┌──
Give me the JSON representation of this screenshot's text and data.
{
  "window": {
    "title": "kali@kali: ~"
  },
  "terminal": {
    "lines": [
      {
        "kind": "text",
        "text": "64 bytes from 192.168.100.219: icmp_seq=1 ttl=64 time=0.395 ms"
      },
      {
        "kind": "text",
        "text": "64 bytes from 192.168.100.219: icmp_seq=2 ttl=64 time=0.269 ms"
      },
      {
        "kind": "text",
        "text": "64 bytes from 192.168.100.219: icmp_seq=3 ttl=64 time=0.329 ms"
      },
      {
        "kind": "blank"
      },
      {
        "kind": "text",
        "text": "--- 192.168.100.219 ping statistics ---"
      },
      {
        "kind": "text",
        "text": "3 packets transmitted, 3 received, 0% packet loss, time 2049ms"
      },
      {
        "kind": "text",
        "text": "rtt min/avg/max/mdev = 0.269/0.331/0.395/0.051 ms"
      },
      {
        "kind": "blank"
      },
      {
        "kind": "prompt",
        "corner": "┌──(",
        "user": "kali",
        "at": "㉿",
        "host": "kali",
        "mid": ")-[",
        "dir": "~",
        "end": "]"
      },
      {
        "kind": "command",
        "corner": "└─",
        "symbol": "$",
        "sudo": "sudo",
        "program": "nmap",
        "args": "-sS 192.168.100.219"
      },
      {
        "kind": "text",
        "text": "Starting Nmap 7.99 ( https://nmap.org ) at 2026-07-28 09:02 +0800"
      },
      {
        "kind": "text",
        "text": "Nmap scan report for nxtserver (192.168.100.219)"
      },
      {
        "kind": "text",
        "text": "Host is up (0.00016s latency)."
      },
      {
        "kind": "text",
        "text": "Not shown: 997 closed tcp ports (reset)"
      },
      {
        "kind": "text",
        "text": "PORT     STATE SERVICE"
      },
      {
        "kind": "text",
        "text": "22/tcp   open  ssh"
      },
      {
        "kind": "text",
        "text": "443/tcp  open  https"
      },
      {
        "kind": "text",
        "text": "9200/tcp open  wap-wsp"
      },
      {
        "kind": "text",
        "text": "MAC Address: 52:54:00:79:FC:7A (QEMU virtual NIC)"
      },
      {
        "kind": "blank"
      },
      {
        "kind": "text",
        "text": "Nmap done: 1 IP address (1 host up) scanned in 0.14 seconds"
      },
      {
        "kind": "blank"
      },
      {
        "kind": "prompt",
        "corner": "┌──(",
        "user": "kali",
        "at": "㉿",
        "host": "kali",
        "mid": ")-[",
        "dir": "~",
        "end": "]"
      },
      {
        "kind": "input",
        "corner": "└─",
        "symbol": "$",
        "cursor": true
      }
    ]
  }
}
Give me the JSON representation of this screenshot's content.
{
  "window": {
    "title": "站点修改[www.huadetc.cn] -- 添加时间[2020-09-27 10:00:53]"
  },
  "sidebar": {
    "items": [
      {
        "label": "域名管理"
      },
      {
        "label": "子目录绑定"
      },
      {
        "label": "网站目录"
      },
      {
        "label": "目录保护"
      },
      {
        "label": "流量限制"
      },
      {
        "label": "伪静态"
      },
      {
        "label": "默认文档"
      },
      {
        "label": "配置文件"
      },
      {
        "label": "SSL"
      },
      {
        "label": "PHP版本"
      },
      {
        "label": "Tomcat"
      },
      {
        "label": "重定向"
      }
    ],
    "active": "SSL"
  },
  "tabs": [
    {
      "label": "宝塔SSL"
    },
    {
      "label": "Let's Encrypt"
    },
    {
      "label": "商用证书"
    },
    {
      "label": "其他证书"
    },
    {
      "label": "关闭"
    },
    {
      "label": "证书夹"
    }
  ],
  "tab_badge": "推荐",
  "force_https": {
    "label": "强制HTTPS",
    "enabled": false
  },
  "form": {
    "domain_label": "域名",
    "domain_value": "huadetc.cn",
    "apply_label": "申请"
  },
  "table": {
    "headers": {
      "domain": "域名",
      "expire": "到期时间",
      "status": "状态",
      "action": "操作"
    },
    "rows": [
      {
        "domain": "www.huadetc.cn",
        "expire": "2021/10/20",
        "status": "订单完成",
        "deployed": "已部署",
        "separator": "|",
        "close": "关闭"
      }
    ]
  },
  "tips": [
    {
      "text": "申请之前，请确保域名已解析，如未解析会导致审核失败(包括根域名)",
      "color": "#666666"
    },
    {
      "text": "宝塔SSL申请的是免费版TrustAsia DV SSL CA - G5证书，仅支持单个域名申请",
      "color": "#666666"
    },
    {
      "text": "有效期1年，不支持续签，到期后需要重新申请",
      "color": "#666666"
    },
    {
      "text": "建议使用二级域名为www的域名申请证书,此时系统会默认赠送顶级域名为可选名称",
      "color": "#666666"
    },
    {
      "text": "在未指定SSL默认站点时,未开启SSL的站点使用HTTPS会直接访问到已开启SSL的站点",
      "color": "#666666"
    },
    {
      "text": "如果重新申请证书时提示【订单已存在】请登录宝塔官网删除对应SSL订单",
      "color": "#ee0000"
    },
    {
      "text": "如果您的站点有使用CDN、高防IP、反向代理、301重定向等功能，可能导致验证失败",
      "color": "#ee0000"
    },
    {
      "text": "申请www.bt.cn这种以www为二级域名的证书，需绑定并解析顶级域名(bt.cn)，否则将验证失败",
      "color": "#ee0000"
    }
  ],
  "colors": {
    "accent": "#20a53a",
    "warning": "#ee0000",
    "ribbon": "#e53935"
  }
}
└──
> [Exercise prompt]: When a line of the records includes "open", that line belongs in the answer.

> [Answer section]:
        "text": "22/tcp   open  ssh"
        "text": "443/tcp  open  https"
        "text": "9200/tcp open  wap-wsp"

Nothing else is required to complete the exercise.